Requirement
Please retype the data below line for line and leave out every picture.

================

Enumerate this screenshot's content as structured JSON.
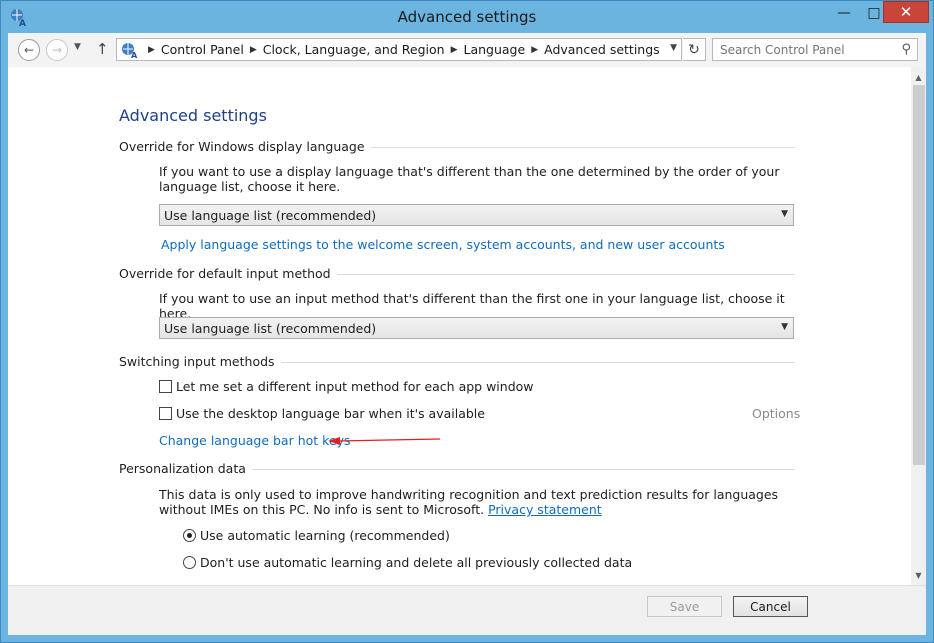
{
  "window": {
    "title": "Advanced settings",
    "controls": {
      "minimize": "—",
      "maximize": "□",
      "close": "✕"
    }
  },
  "address_bar": {
    "breadcrumbs": [
      "Control Panel",
      "Clock, Language, and Region",
      "Language",
      "Advanced settings"
    ],
    "search_placeholder": "Search Control Panel"
  },
  "page": {
    "heading": "Advanced settings",
    "display_language": {
      "label": "Override for Windows display language",
      "description": "If you want to use a display language that's different than the one determined by the order of your language list, choose it here.",
      "selected": "Use language list (recommended)",
      "link": "Apply language settings to the welcome screen, system accounts, and new user accounts"
    },
    "input_method": {
      "label": "Override for default input method",
      "description": "If you want to use an input method that's different than the first one in your language list, choose it here.",
      "selected": "Use language list (recommended)"
    },
    "switching": {
      "label": "Switching input methods",
      "checkbox1": "Let me set a different input method for each app window",
      "checkbox2": "Use the desktop language bar when it's available",
      "options": "Options",
      "hotkeys_link": "Change language bar hot keys"
    },
    "personalization": {
      "label": "Personalization data",
      "description": "This data is only used to improve handwriting recognition and text prediction results for languages without IMEs on this PC. No info is sent to Microsoft.",
      "privacy_link": "Privacy statement",
      "radio1": "Use automatic learning (recommended)",
      "radio2": "Don't use automatic learning and delete all previously collected data"
    }
  },
  "footer": {
    "save": "Save",
    "cancel": "Cancel"
  },
  "colors": {
    "accent_link": "#0f6cbd",
    "heading": "#1e3f8a",
    "close_button": "#c9453a",
    "annotation_arrow": "#e02020"
  }
}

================

Response
Enumerate this screenshot's content as structured JSON.
{
  "window": {
    "title": "Advanced settings",
    "controls": {
      "minimize": "—",
      "maximize": "□",
      "close": "✕"
    }
  },
  "address_bar": {
    "breadcrumbs": [
      "Control Panel",
      "Clock, Language, and Region",
      "Language",
      "Advanced settings"
    ],
    "search_placeholder": "Search Control Panel"
  },
  "page": {
    "heading": "Advanced settings",
    "display_language": {
      "label": "Override for Windows display language",
      "description": "If you want to use a display language that's different than the one determined by the order of your language list, choose it here.",
      "selected": "Use language list (recommended)",
      "link": "Apply language settings to the welcome screen, system accounts, and new user accounts"
    },
    "input_method": {
      "label": "Override for default input method",
      "description": "If you want to use an input method that's different than the first one in your language list, choose it here.",
      "selected": "Use language list (recommended)"
    },
    "switching": {
      "label": "Switching input methods",
      "checkbox1": "Let me set a different input method for each app window",
      "checkbox2": "Use the desktop language bar when it's available",
      "options": "Options",
      "hotkeys_link": "Change language bar hot keys"
    },
    "personalization": {
      "label": "Personalization data",
      "description": "This data is only used to improve handwriting recognition and text prediction results for languages without IMEs on this PC. No info is sent to Microsoft.",
      "privacy_link": "Privacy statement",
      "radio1": "Use automatic learning (recommended)",
      "radio2": "Don't use automatic learning and delete all previously collected data"
    }
  },
  "footer": {
    "save": "Save",
    "cancel": "Cancel"
  },
  "colors": {
    "accent_link": "#0f6cbd",
    "heading": "#1e3f8a",
    "close_button": "#c9453a",
    "annotation_arrow": "#e02020"
  }
}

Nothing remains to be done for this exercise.